When a fractured family breaks, that's when an abused child is most likely to tell.
It's also the time that's most dangerous to mention abuse because if the other parent takes the allegations into family court, the judge may be predisposed toward seeing the protective parent as simply hostile to his or her spouse and unwilling to facilitate a friendly relationship between the children and that spouse.
There seems to be a popular perception that all a parent, particularly a woman, has to do is to allege abuse of the child by the father, and the father's rights will be stripped away without further ado. In practice, it's likely that the mother making the allegations will suddenly find herself restricted to supervised visitation—so that she's prevented from coaching the child into any more "false" allegations against the father. The child then finds himself or herself in the sole custody of the abuser.
It isn't just mothers in that position, however. Fathers can be on equally shaky footing if they bring the allegations to court. Research from California State University says that losing custody of your children after bringing forward abuse allegations skyrocket unless you have ironclad proof. Even then, some attorneys say it all depends on whether the judge will listen to the proof and believe it—or dismisses it out of the biased notion that all abuse claims brought up during divorce are theatrics.
In fact, some feel that the criteria required to win a custody case with abuse allegations in California, at least, is neither gender nor truthfulness. Instead, it may be about finances and who has the most money to secure a better attorney.
While the California Family Code states that the court is supposed to ensure that each party has access to legal representation, there's no consensus about the meaning of the law. Judges routinely skirt around it by giving litigants paperwork to request legal representation that's so complex that many can't complete it without getting legal help in the first place.
Others feel that judges are also part of the problem since many retire to become family court mediators. They want friendly relationships with attorneys so that they will get lucrative referrals later.
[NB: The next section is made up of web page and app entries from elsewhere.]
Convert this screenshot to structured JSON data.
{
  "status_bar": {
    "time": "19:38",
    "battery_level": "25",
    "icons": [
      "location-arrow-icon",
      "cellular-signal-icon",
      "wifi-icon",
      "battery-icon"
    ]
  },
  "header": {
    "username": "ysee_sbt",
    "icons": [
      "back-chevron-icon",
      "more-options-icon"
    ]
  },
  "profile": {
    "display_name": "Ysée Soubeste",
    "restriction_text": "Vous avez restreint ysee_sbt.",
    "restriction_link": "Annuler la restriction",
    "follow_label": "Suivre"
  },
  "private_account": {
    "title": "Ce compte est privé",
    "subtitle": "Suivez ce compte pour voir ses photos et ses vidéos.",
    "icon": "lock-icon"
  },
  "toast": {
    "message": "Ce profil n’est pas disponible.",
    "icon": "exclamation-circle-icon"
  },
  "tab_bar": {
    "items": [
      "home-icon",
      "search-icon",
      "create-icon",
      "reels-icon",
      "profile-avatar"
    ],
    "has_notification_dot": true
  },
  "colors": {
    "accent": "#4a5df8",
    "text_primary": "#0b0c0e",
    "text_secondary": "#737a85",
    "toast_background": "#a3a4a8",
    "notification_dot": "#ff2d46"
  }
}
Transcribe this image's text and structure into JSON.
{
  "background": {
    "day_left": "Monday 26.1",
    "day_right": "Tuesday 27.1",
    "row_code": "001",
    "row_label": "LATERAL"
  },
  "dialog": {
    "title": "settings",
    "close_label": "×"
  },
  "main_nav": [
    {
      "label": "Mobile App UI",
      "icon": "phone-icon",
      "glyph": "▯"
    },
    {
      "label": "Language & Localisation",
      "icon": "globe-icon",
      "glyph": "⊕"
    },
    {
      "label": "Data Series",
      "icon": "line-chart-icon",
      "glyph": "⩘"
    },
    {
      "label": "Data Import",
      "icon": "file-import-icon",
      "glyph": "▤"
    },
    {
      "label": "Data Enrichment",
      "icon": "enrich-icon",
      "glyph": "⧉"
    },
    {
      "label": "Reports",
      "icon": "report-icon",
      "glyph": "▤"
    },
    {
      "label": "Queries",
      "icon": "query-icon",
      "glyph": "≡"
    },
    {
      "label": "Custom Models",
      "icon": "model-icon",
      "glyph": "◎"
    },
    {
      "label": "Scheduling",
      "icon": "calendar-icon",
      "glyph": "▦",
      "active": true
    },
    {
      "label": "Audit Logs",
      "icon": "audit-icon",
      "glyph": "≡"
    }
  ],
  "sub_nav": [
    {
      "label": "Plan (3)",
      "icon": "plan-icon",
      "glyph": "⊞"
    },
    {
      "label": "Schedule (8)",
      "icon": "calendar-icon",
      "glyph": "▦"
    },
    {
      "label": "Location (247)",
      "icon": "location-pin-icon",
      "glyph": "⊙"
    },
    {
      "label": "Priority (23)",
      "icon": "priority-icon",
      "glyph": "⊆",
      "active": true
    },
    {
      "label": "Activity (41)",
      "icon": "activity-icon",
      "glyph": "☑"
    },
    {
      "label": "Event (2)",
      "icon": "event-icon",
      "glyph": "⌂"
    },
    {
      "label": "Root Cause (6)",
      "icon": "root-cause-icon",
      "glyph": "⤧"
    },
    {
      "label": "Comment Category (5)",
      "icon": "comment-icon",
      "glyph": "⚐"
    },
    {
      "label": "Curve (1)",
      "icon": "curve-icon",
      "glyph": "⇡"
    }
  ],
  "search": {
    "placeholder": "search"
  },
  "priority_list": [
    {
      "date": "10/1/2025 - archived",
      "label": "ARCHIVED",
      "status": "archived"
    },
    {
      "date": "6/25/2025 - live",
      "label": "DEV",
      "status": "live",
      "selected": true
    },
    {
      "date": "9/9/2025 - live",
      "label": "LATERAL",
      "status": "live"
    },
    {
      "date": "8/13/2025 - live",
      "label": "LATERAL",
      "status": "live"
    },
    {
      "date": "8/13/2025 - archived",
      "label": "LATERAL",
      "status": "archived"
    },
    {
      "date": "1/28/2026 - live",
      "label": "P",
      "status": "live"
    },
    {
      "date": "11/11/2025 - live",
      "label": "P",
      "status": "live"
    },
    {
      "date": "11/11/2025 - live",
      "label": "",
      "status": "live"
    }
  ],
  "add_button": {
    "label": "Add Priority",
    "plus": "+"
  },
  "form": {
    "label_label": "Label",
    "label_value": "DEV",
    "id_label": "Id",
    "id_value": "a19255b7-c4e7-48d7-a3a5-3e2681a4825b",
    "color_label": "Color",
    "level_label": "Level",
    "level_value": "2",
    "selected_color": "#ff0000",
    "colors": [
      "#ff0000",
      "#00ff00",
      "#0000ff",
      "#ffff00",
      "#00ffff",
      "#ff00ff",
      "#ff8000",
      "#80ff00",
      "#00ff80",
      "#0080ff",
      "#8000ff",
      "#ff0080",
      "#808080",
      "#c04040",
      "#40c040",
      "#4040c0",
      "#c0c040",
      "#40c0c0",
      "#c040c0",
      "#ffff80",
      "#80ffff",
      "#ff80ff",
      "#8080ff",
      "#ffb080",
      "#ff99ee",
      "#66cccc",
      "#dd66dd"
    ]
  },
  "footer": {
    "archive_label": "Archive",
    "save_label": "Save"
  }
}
No matter what issues are involved in your custody case, seek out the services of an attorney as soon as possible. Representing yourself—and your child—without an attorney could be a tremendous mistake.